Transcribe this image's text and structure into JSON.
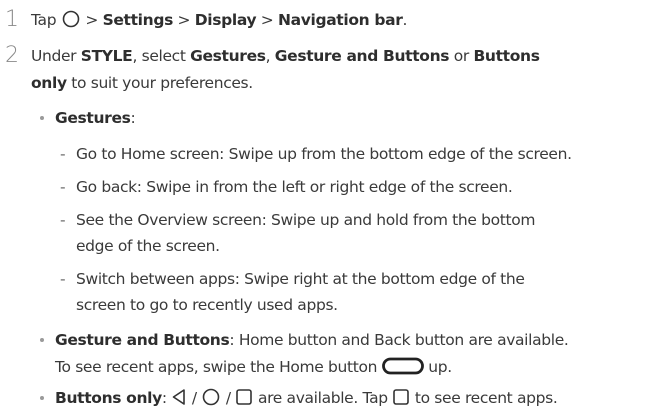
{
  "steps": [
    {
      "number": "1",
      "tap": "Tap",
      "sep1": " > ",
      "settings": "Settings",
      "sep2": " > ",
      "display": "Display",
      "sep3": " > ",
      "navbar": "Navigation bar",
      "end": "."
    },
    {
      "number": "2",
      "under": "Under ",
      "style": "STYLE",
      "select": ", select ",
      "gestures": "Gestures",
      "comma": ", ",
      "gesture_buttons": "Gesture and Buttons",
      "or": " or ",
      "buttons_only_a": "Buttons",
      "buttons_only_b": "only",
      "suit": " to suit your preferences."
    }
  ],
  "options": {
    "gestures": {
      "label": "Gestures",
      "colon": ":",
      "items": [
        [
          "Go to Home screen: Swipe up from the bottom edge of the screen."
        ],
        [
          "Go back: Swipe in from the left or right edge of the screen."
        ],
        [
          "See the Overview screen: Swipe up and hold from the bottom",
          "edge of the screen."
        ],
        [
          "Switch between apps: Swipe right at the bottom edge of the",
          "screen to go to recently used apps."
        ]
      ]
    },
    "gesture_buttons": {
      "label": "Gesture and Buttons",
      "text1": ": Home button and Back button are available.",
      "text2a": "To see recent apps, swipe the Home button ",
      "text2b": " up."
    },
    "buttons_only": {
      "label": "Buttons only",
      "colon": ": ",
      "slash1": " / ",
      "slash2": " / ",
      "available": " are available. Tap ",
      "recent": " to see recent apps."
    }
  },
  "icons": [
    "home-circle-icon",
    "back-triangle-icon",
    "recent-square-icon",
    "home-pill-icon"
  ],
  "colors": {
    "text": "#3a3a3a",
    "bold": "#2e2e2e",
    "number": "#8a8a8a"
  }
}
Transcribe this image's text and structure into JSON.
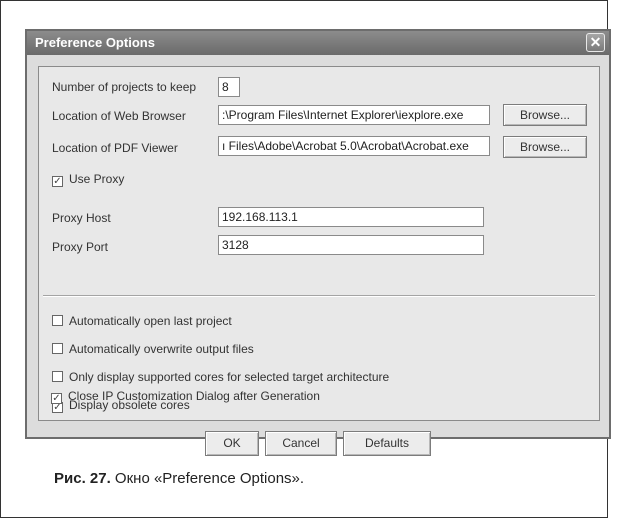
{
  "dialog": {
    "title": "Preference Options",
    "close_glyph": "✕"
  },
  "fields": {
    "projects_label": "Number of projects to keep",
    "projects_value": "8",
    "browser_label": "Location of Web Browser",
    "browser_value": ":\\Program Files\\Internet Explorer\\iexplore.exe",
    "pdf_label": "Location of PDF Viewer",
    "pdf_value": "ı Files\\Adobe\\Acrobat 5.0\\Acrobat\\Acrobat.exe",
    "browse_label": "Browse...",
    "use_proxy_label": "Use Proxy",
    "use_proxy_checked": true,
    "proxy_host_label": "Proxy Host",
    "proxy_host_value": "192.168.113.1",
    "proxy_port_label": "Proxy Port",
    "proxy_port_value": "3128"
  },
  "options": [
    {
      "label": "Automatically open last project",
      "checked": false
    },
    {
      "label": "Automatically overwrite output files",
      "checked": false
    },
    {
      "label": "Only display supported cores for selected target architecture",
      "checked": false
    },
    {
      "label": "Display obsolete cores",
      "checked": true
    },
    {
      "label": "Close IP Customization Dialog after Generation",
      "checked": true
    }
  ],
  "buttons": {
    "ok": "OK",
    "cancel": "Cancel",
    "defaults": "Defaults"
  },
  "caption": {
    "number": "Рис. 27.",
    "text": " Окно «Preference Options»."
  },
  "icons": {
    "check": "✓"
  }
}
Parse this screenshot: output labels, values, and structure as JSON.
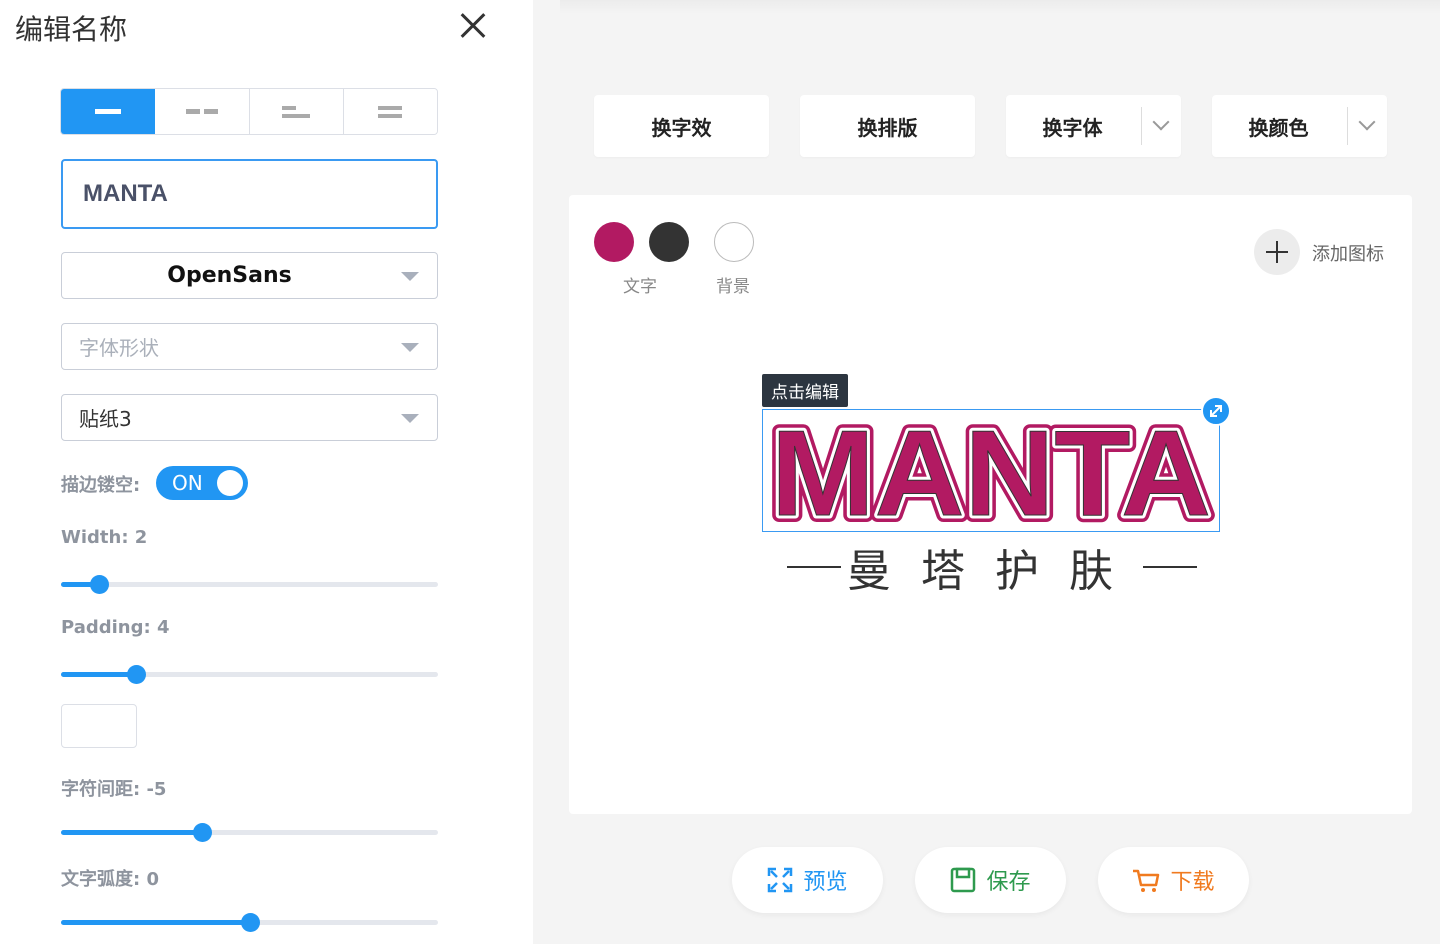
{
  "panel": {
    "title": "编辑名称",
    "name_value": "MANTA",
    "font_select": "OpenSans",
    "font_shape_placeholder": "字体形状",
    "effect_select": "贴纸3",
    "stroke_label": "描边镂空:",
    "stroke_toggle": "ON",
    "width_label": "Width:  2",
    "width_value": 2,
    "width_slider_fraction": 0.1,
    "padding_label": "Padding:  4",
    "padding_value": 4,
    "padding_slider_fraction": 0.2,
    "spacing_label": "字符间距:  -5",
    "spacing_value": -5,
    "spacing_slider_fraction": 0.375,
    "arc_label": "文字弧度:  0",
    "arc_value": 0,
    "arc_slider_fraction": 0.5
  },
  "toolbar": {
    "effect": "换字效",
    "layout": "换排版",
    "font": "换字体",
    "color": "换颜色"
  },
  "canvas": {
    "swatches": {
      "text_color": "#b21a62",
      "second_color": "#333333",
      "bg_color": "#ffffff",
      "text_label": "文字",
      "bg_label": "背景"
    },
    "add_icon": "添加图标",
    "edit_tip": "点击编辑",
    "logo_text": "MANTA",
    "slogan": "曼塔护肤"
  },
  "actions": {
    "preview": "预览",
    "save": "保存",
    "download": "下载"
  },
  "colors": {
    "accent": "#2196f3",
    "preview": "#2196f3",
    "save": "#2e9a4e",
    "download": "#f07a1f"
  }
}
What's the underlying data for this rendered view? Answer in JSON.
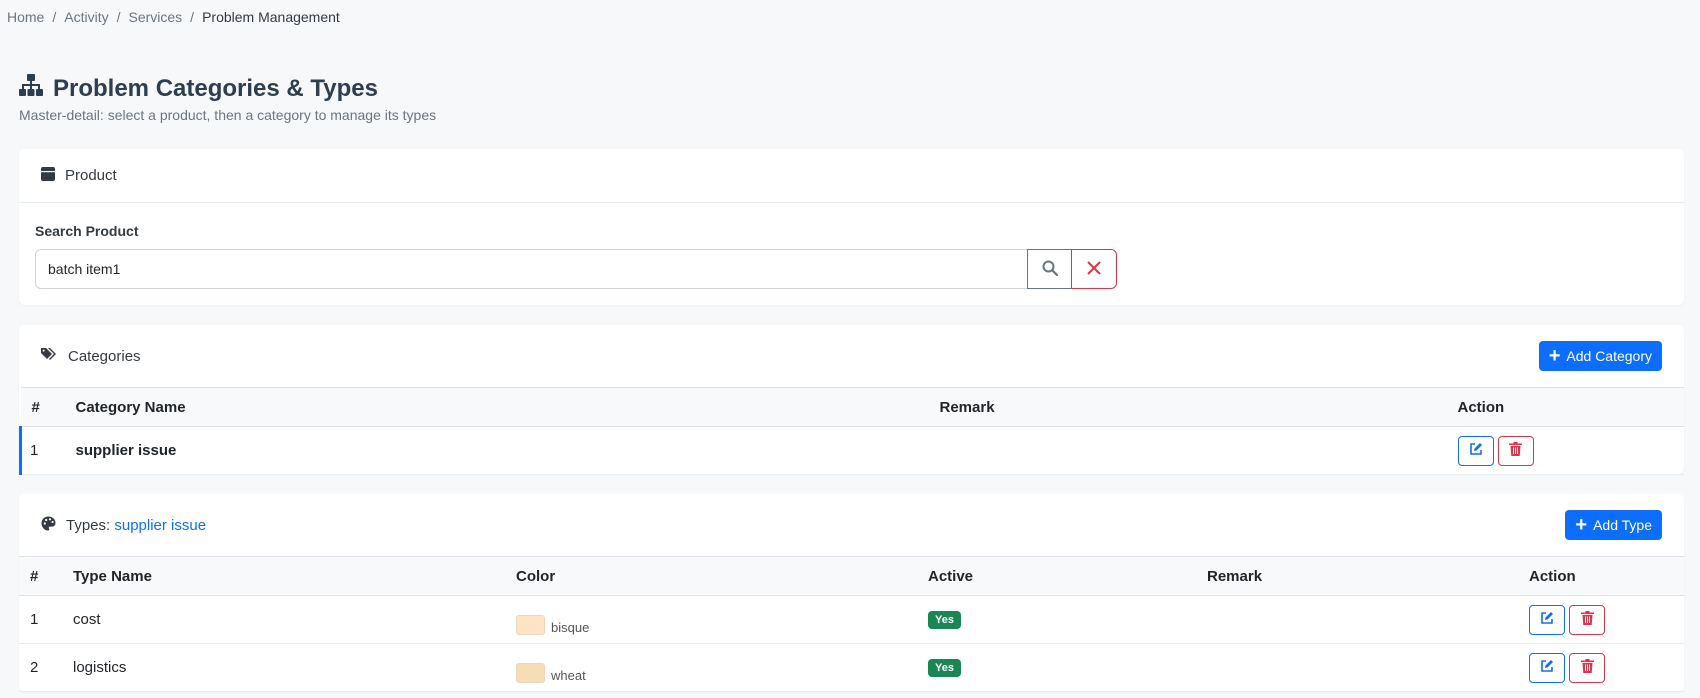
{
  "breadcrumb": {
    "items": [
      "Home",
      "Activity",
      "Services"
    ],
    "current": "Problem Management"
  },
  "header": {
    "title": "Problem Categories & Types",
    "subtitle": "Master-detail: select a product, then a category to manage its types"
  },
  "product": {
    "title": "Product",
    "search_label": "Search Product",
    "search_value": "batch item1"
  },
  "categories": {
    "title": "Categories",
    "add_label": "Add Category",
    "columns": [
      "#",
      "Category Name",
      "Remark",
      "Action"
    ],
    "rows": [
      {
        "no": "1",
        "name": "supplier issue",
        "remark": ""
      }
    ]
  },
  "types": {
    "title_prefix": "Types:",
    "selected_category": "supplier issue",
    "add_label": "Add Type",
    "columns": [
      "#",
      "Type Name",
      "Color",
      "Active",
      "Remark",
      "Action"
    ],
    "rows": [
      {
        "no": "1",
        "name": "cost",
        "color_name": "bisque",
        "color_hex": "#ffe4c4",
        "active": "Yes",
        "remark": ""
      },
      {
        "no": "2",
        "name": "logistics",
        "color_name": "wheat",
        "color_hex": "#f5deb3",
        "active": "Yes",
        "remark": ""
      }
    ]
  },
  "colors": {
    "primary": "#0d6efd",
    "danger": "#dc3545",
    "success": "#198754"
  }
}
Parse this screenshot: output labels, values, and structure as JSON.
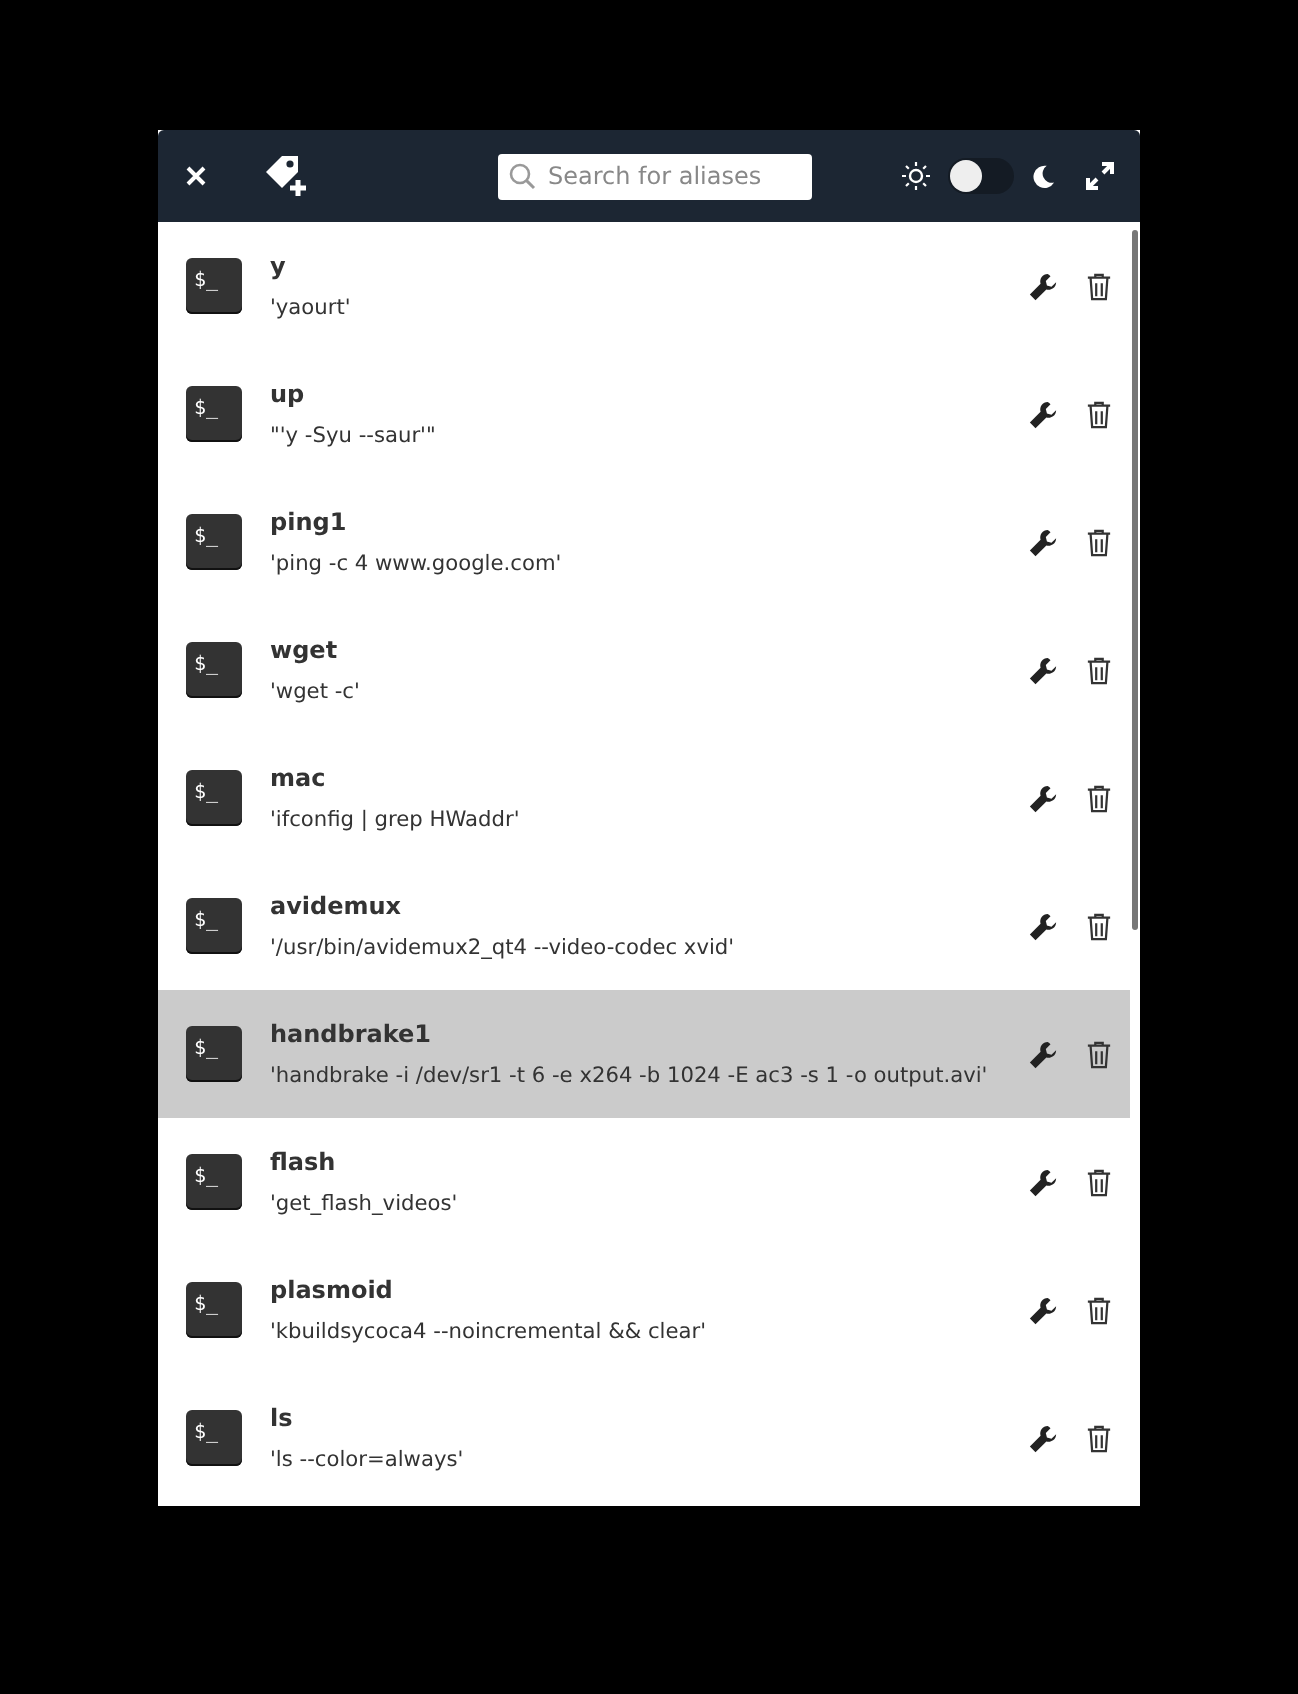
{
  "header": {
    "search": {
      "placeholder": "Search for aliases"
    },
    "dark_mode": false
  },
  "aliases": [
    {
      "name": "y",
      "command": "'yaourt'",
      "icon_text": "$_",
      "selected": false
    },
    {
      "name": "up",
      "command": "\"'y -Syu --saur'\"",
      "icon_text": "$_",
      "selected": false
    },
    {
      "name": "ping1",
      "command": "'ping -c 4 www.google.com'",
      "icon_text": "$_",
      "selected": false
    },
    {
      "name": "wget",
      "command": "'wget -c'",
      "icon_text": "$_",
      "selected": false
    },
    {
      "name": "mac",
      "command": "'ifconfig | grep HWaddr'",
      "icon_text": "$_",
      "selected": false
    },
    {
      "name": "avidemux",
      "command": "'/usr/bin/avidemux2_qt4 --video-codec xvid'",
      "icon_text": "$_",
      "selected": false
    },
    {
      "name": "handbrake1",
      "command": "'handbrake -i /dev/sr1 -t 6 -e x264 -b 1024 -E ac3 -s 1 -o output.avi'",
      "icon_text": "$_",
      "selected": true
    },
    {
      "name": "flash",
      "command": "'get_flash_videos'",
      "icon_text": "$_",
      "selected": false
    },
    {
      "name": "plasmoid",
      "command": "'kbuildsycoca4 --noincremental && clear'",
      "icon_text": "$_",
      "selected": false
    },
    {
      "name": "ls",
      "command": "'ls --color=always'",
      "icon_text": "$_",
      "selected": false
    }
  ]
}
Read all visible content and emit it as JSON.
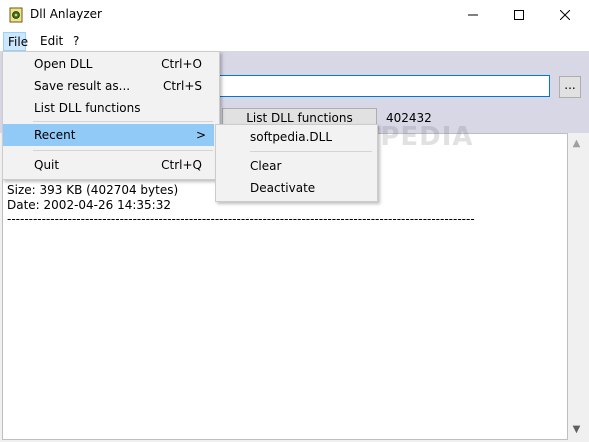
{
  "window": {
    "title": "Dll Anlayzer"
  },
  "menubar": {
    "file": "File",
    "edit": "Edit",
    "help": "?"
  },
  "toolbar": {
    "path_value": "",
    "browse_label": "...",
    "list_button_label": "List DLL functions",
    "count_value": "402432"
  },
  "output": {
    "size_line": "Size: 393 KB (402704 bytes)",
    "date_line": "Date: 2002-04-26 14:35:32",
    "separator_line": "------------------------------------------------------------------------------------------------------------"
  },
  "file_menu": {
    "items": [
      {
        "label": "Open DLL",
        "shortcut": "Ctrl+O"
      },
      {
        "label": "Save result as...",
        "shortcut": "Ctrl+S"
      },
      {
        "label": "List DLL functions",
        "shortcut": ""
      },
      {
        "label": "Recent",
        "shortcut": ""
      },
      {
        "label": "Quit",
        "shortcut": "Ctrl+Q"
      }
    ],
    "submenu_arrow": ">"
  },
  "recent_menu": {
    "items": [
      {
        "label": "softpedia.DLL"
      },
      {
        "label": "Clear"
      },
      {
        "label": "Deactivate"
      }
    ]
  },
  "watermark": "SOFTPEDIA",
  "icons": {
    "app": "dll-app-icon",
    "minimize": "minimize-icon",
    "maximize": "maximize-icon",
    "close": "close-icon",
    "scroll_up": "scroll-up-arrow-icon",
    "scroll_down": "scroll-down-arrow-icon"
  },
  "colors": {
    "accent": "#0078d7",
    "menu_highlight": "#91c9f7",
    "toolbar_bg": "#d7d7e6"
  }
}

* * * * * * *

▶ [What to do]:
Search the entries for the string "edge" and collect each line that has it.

▶ [Solution to this problem]:
          "Go to Home screen: Swipe up from the bottom edge of the screen."
          "Go back: Swipe in from the left or right edge of the screen."
          "edge of the screen."
          "Switch between apps: Swipe right at the bottom edge of the",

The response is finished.